Text by CLOT Magazine
synthesis gallery is a first-of-its-kind space dedicated to the VR artform. A fusion of technology and art, it brings immersive virtual reality experiences produced by established and rising avant-garde creatives that experiment with the thin line between the physical and virtual worlds.
It is a place to lose yourself in the transient state between dreamland and reality and explore the uncharted territories of your own mind. Different media are merged together, and conventional artforms entwine with VR technology to create extraordinary encounters. Founded by George Vitale in 2017 in New York, synthesis opened its doors to the public in Berlin last year and has consistently been chosen to participate in Berlin Art Week.
The gallery returns to Berlin Art Week in 2019, opening its season with A New Jerusalem by Michael Takeo Magruder on September 11. The Book of Revelation describes a path from destruction to redemption and unveiling in the form of a new holy city called New Jerusalem rising from the ashes of the old world. A New Jerusalem is an immersive VR installation that aims to represent the hopeful message of the Book’s narrative.

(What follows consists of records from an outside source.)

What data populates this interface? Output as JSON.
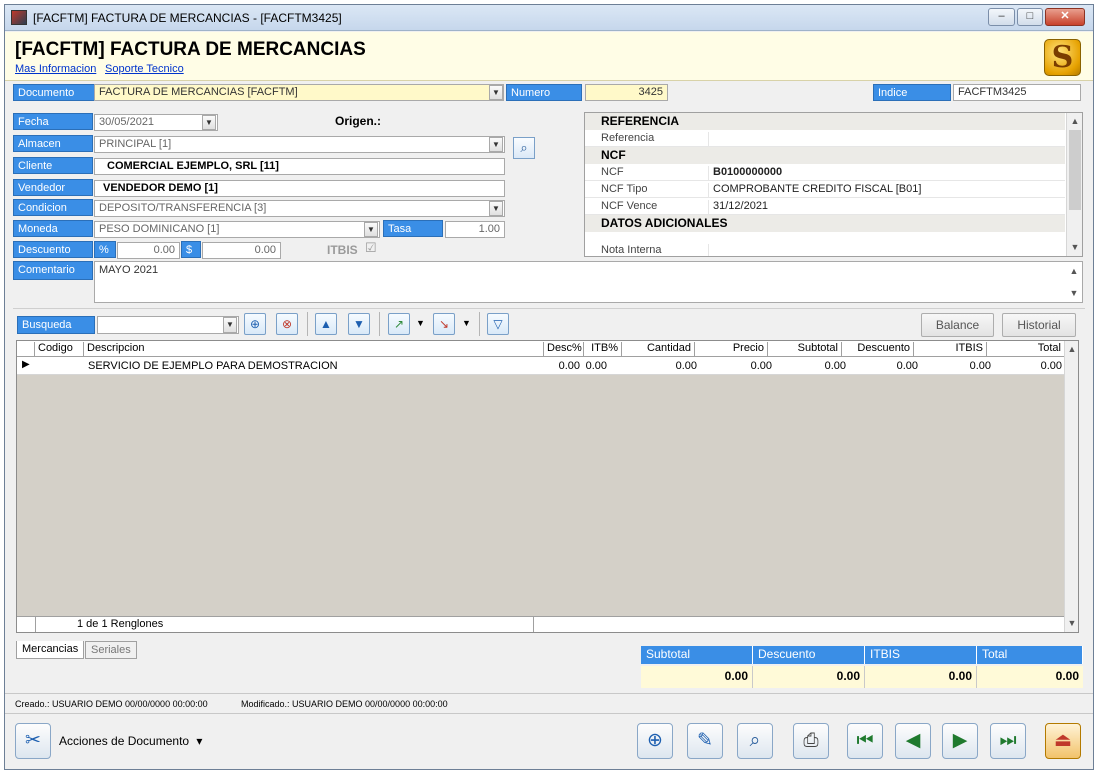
{
  "window": {
    "title": "[FACFTM] FACTURA DE MERCANCIAS - [FACFTM3425]",
    "minimize": "–",
    "restore": "□",
    "close": "✕"
  },
  "header": {
    "title": "[FACFTM] FACTURA DE MERCANCIAS",
    "link_info": "Mas Informacion",
    "link_support": "Soporte Tecnico",
    "logo_glyph": "S"
  },
  "doc": {
    "documento_label": "Documento",
    "documento_value": "FACTURA DE MERCANCIAS [FACFTM]",
    "numero_label": "Numero",
    "numero_value": "3425",
    "indice_label": "Indice",
    "indice_value": "FACFTM3425"
  },
  "form": {
    "fecha_label": "Fecha",
    "fecha_value": "30/05/2021",
    "origen_label": "Origen.:",
    "almacen_label": "Almacen",
    "almacen_value": "PRINCIPAL [1]",
    "cliente_label": "Cliente",
    "cliente_value": "COMERCIAL EJEMPLO, SRL [11]",
    "vendedor_label": "Vendedor",
    "vendedor_value": "VENDEDOR DEMO [1]",
    "condicion_label": "Condicion",
    "condicion_value": "DEPOSITO/TRANSFERENCIA [3]",
    "moneda_label": "Moneda",
    "moneda_value": "PESO DOMINICANO [1]",
    "tasa_label": "Tasa",
    "tasa_value": "1.00",
    "descuento_label": "Descuento",
    "pct_symbol": "%",
    "pct_value": "0.00",
    "amt_symbol": "$",
    "amt_value": "0.00",
    "itbis_label": "ITBIS",
    "itbis_check": "☑",
    "comentario_label": "Comentario",
    "comentario_value": "MAYO 2021"
  },
  "reference": {
    "sec_referencia": "REFERENCIA",
    "referencia_key": "Referencia",
    "referencia_value": "",
    "sec_ncf": "NCF",
    "ncf_key": "NCF",
    "ncf_value": "B0100000000",
    "ncf_tipo_key": "NCF Tipo",
    "ncf_tipo_value": "COMPROBANTE CREDITO FISCAL [B01]",
    "ncf_vence_key": "NCF Vence",
    "ncf_vence_value": "31/12/2021",
    "sec_datos": "DATOS ADICIONALES",
    "nota_key": "Nota Interna"
  },
  "toolbar": {
    "busqueda_label": "Busqueda",
    "busqueda_value": "",
    "balance": "Balance",
    "historial": "Historial"
  },
  "grid": {
    "columns": [
      "Codigo",
      "Descripcion",
      "Desc%",
      "ITB%",
      "Cantidad",
      "Precio",
      "Subtotal",
      "Descuento",
      "ITBIS",
      "Total"
    ],
    "row": {
      "codigo": "",
      "descripcion": "SERVICIO DE EJEMPLO PARA DEMOSTRACION",
      "desc_pct": "0.00",
      "itb_pct": "0.00",
      "cantidad": "0.00",
      "precio": "0.00",
      "subtotal": "0.00",
      "descuento": "0.00",
      "itbis": "0.00",
      "total": "0.00"
    },
    "footer_count": "1  de 1 Renglones"
  },
  "tabs": {
    "mercancias": "Mercancias",
    "seriales": "Seriales"
  },
  "totals": {
    "subtotal_label": "Subtotal",
    "subtotal_value": "0.00",
    "descuento_label": "Descuento",
    "descuento_value": "0.00",
    "itbis_label": "ITBIS",
    "itbis_value": "0.00",
    "total_label": "Total",
    "total_value": "0.00"
  },
  "status": {
    "creado": "Creado.: USUARIO DEMO 00/00/0000 00:00:00",
    "modificado": "Modificado.: USUARIO DEMO 00/00/0000 00:00:00"
  },
  "actions": {
    "label": "Acciones de Documento",
    "caret": "▾"
  },
  "colors": {
    "label_blue": "#3a8ee6",
    "header_yellow": "#fffde6",
    "grid_gray": "#d4d0c8"
  }
}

The viewers can step into the shoes of the storyteller, John the Seer, and experience this magnificent megalopolis. The foundation of the city’s design and architecture is based entirely on the descriptions from the Book. At the same time, some details have been filled in using Google Maps data of Jerusalem today. The resulting imagined city is not completely alien but an amalgamation of real-life and fantasy, urging the visitors to ponder about devastation and rebirth.

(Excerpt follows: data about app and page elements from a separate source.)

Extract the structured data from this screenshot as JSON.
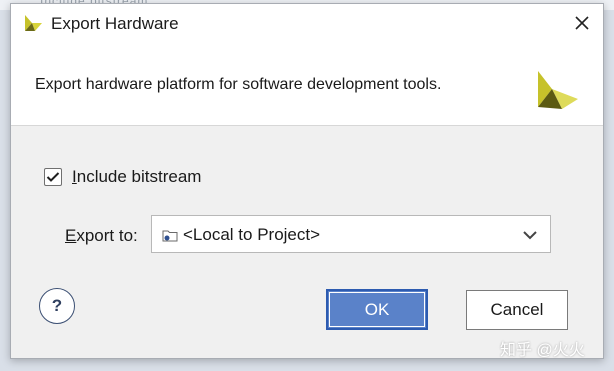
{
  "background": {
    "partial_text": "Include bitstream"
  },
  "dialog": {
    "title": "Export Hardware",
    "description": "Export hardware platform for software development tools.",
    "include_bitstream": {
      "label": "Include bitstream",
      "checked": true
    },
    "export_to": {
      "label": "Export to:",
      "selected_value": "<Local to Project>"
    },
    "buttons": {
      "help": "?",
      "ok": "OK",
      "cancel": "Cancel"
    }
  },
  "watermark": "知乎 @火火",
  "colors": {
    "ok_button": "#5a82c9",
    "ok_border": "#2d5bb0",
    "logo_yellow": "#c6c22a",
    "logo_dark": "#6b6a18",
    "dialog_bg": "#f0f0f0"
  },
  "icons": {
    "title_logo": "vivado-logo-icon",
    "close": "close-icon",
    "big_logo": "vivado-logo-icon",
    "checkbox": "checkmark-icon",
    "combo_folder": "folder-icon",
    "combo_arrow": "chevron-down-icon"
  }
}
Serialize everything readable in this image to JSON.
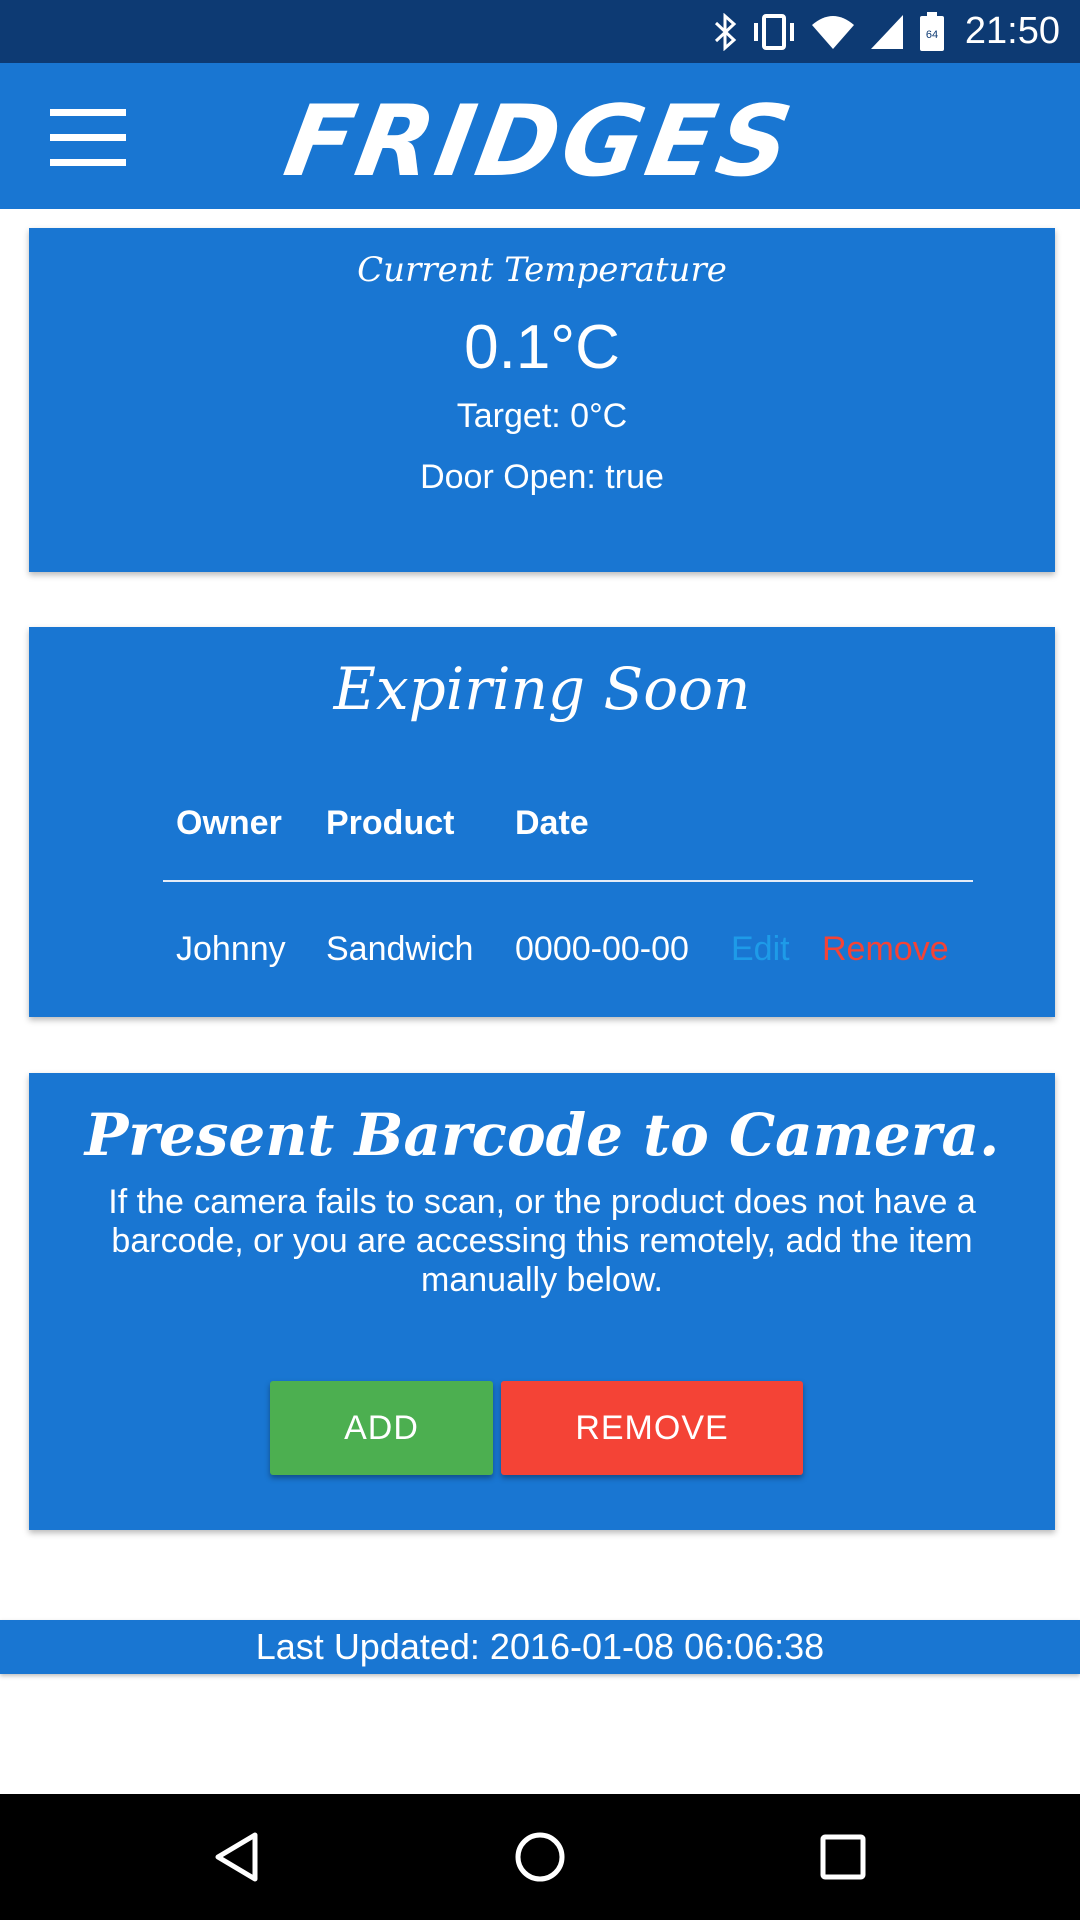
{
  "status_bar": {
    "time": "21:50",
    "battery_level_text": "64",
    "icons": [
      "bluetooth-icon",
      "vibrate-icon",
      "wifi-icon",
      "cell-signal-icon",
      "battery-icon"
    ]
  },
  "app_bar": {
    "title": "FRIDGES",
    "menu_icon": "hamburger-menu-icon"
  },
  "temperature_card": {
    "heading": "Current Temperature",
    "current": "0.1°C",
    "target": "Target: 0°C",
    "door": "Door Open: true"
  },
  "expiring_card": {
    "heading": "Expiring Soon",
    "columns": [
      "Owner",
      "Product",
      "Date"
    ],
    "rows": [
      {
        "owner": "Johnny",
        "product": "Sandwich",
        "date": "0000-00-00",
        "edit": "Edit",
        "remove": "Remove"
      }
    ]
  },
  "barcode_card": {
    "heading": "Present Barcode to Camera.",
    "description": "If the camera fails to scan, or the product does not have a barcode, or you are accessing this remotely, add the item manually below.",
    "add_label": "ADD",
    "remove_label": "REMOVE"
  },
  "footer": {
    "last_updated": "Last Updated: 2016-01-08 06:06:38"
  },
  "nav_bar": {
    "icons": [
      "back-icon",
      "home-icon",
      "recents-icon"
    ]
  },
  "colors": {
    "primary": "#1976d2",
    "status_bar": "#0d3a73",
    "add_green": "#4caf50",
    "remove_red": "#f44336",
    "edit_link": "#1e9be8"
  }
}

Last season the gallery held ten events spanning a variety of media, from poetry and dance to sculpture and photography all elegantly interlaced with VR exploring the most diverse topics. Same But Different by Marc Lee, for instance, highlighted the evolutionary nature of modern digital technology by submerging visitors into virtual landscapes endlessly shifting and reforming due to the continuous influx of new photos, videos, and sounds posted to social media networks in real-time.
By contrast, Yu Hong and Nikita Shalenny experimented with more abstract ideas like the altered passage of time in So Far, Still So Close, observing various timelines of the main character going back and forth through time. Some focused on the physical world, investigating the motion and impermanence of the transition of elements into different states (Bruteforce by A/A). In contrast, others examined real-life historical events and dissected them using pop culture and historical references (Woe From Wit by Adam Broomberg & Olivier Chanarin).